While both latex or oil-based as well as acrylic or water-based paint stains can be removed from clothing, the process is different for each.

Removing Water Based Paints

Fresh latex or acrylic water-based paints wash out quickly and easily if not left to harden and completely dry.  If left on any clothing to dry for hours or days it will take a little more effort to try to remove.  Dry and hardened water-based paints may need to be scraped off before it can be washed off.  Instead if you tackle removing a water-based paint from clothing early like right away, you will be able to simply and quickly wash it out.

If the paint has been left to dry and harden begin with using a knife or spoon handle and scrape off as much of it as you can.  Once all the excess dry paint has been scraped off, turn the fabric inside out so you are working with the backside of the fabric and run the stained area under warm running water. 

Mix 1 part dish soap like dawn dishwashing liquid to 1 part warm water.  Using a clean sponge dab the stain vigorously.  Continue doing this until all paint is removed. 

If the stain is stubborn and does not completely come off, you can try using a blotting motion with a cotton ball or clean cloth dipped with some acetone (nail polish remover). 

Always remember to read the clothing label to see what type of fabric you are dealing with since some fabrics cannot withstand the use of acetone. 

Removing Oil-Based Paints 
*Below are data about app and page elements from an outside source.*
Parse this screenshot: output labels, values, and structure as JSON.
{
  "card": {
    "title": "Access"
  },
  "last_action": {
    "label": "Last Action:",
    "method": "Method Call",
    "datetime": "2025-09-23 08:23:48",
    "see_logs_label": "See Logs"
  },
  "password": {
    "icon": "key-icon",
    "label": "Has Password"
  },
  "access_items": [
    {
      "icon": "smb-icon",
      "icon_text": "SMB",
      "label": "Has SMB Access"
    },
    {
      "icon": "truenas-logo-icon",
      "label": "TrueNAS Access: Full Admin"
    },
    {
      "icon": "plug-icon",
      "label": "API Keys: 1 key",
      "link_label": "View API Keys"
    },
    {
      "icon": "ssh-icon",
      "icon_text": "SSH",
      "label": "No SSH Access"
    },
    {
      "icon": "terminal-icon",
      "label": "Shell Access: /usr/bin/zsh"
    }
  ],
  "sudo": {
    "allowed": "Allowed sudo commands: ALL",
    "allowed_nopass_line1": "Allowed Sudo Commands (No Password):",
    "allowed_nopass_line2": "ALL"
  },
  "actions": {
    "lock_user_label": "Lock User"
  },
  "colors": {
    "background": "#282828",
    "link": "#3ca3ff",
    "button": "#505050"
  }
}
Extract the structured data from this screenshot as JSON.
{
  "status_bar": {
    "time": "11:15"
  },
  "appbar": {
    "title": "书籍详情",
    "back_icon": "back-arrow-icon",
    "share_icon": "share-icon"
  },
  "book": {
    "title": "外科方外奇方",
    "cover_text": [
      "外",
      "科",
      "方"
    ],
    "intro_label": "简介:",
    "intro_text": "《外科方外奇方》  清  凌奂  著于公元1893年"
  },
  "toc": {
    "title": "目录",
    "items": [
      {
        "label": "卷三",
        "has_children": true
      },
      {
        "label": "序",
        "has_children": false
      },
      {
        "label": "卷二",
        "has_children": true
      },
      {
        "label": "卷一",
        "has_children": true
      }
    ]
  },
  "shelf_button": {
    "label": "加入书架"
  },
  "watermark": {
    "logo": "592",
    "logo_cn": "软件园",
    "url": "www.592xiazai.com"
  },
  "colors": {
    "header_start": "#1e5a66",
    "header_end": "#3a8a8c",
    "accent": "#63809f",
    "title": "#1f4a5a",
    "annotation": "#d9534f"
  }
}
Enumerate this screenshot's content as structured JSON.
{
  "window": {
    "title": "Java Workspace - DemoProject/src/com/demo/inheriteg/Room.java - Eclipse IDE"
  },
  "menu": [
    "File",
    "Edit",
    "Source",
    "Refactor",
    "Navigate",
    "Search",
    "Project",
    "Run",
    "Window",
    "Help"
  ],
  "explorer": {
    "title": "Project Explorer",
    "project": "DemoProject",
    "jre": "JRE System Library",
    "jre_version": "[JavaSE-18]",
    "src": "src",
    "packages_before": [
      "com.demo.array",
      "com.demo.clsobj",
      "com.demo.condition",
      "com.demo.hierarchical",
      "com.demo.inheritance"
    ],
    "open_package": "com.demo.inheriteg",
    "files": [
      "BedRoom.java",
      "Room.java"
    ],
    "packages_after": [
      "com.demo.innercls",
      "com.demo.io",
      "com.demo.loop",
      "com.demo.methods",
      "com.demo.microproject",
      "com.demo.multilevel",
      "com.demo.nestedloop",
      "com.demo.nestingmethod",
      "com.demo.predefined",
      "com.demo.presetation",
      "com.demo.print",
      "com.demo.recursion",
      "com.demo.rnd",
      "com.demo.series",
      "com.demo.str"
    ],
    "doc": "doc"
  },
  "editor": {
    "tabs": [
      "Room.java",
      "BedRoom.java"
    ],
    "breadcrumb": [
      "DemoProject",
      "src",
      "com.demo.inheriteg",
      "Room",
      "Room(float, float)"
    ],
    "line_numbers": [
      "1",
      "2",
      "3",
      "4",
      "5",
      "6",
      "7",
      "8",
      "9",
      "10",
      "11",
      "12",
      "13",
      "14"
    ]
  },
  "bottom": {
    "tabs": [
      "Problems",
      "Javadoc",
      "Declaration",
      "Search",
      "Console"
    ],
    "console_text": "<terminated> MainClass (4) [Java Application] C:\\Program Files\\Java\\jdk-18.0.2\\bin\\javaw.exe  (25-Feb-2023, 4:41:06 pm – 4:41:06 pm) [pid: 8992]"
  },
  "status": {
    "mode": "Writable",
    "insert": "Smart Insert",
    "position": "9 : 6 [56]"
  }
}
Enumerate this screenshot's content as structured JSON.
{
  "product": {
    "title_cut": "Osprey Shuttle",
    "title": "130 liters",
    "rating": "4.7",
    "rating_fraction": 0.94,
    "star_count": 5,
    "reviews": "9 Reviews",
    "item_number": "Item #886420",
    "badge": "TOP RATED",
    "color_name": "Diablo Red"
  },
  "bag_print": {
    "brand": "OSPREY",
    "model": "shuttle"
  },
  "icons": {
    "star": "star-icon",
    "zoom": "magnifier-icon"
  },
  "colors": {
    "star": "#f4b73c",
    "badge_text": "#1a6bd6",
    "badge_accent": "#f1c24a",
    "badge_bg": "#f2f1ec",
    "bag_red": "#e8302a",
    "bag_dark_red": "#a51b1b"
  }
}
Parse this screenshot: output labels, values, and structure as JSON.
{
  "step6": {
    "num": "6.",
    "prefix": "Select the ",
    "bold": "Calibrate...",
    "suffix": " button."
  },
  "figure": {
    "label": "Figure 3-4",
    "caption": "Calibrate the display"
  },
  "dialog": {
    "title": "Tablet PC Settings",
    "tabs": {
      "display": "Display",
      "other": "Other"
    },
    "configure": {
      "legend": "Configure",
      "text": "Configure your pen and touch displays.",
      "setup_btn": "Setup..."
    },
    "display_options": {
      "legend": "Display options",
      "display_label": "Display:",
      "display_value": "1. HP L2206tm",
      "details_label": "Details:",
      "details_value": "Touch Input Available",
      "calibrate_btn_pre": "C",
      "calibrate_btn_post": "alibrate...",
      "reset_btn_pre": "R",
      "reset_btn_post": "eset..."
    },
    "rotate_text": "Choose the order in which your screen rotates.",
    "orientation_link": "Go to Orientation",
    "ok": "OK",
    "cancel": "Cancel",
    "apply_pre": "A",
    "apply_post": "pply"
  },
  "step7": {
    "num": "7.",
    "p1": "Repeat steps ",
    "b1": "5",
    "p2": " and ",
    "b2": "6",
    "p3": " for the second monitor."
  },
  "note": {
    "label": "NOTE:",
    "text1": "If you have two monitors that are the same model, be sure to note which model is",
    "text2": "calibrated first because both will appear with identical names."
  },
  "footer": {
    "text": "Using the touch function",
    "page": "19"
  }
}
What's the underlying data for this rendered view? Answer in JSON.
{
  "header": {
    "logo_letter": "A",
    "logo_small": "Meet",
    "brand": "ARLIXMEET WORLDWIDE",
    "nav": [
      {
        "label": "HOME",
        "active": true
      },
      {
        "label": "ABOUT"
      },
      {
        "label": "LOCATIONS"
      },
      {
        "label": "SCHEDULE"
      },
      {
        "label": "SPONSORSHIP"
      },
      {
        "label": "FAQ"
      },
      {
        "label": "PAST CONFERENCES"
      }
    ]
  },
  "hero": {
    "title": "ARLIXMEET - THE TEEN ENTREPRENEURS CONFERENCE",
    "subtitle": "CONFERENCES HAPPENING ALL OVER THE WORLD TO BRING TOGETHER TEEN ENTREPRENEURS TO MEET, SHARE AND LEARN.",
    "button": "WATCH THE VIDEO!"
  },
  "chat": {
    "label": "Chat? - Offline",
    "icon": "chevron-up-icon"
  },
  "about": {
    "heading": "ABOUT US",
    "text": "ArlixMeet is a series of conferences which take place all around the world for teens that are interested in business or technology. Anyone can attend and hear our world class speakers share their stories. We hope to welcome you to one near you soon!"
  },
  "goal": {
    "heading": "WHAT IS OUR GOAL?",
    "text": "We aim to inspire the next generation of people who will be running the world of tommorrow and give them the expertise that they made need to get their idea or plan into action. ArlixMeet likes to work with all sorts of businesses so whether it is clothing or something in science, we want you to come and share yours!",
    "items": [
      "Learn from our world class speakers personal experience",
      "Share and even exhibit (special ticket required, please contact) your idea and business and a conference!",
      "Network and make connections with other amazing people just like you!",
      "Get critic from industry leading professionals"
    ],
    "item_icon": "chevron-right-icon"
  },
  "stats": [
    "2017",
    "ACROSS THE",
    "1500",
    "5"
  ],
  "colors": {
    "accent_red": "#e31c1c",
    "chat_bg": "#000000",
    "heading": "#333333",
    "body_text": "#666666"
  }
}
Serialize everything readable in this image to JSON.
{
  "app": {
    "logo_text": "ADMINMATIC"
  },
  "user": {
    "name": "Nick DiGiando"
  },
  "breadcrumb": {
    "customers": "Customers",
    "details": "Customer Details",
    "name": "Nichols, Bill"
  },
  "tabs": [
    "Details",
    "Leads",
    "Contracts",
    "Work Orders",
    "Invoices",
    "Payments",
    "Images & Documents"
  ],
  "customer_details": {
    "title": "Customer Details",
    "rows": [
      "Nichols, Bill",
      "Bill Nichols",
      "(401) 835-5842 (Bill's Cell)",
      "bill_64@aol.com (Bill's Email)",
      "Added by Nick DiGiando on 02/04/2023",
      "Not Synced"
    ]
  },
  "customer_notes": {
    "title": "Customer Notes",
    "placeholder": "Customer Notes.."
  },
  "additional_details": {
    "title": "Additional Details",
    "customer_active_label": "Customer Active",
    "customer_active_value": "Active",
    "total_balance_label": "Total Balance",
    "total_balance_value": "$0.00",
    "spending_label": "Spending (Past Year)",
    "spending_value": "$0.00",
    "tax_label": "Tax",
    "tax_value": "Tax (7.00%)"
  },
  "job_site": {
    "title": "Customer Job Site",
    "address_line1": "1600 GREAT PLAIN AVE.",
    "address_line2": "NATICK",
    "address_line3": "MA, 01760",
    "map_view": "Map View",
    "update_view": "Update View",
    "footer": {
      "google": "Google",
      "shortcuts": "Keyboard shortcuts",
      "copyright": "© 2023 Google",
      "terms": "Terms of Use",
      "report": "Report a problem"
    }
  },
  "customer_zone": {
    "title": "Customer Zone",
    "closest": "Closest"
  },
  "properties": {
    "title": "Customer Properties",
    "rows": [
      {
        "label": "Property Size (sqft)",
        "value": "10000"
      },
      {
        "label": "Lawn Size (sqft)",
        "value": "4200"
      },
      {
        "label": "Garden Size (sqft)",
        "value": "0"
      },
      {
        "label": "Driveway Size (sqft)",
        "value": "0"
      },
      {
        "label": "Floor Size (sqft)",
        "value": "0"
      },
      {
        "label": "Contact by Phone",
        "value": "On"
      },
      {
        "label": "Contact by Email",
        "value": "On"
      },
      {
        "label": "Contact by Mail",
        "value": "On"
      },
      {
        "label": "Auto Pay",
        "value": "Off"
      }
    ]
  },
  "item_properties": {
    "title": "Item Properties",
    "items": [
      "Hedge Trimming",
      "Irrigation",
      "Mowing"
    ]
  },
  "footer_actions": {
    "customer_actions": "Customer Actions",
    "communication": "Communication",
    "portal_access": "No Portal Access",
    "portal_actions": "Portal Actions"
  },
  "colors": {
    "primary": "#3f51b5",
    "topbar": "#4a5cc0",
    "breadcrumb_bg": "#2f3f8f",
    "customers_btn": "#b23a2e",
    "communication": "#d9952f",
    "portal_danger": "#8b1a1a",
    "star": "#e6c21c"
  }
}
Begin by reading the paint manufacturer’s instructions on the paint can, this provides the recommendations for thinning the paint.  Typically it is a turpentine paint thinner. 

If paint is still wet, scrape off any excess and then use a clean white cloth or rag and blot as much of the paint as possible onto the rag or cloth. 

Rinse the item of clothing with warm water and repeat the blotting until as much of the paint as possible has been removed. 

For the dried up oil-based paint stain, place the fabric on a flat surface and place some paper towels or white clean cloths between the stained area and the clean part of the fabric. 

Dampen a piece of white clean rag or cloth with turpentine (paint thinner and remover) and blot the stained area until there is no more paint to be removed. 

If there are any traces of the paint stain still left on the fabric, treat it with a liquid dishwashing soap such as dawn and let it soak overnight. 

Rinse well under warm water the following morning and wash along with the rest of the laundry.   

How To Test A Paint Stain To Find Out What Type of Water-based or Oil-based Paint It Is

A quick and easy way to test a paint stain on clothing so that you can find out whether it is oil-based or water-based is to simply read the paint can label.  If by chance you no longer have the paint can you can easily perform this test.

  • Rub some rubbing alcohol on the paint stain with your finger tip, a rag or sponge and if any paint comes off then that means it is one of the different types of water based paints such as latex, or acrylic.
  • If the rubbing alcohol test ends up that it does not loosen or remove any of the paint stain then that means you used an oil-based paint, and to remove it requires the use of chemicals like turpentine.

The best thing to remember the next time you are doing any DIY painting is to wear protective clothing such as a smock or coveralls that will help prevent any paint stains from damaging your clothing. 

Better yet you should try to wear the oldest t-shirt and pants that you own so that if they do get ruined you can simply throw them away without any heartache or regret. 

If you  hire a professional house painting contractor to be working in your home and you accidentally get paint on your hands or any clothing simply ask the painters what kind of paint it is and they will be able to recommend the best tips on removing it.  Read more of our interior painting tips and advice.

If you have any questions simply drop us an email through our contact page or give us a call at 613-656-5865

This article was originally posted on Nov 26, 2017 and updated on Apr 25, 2021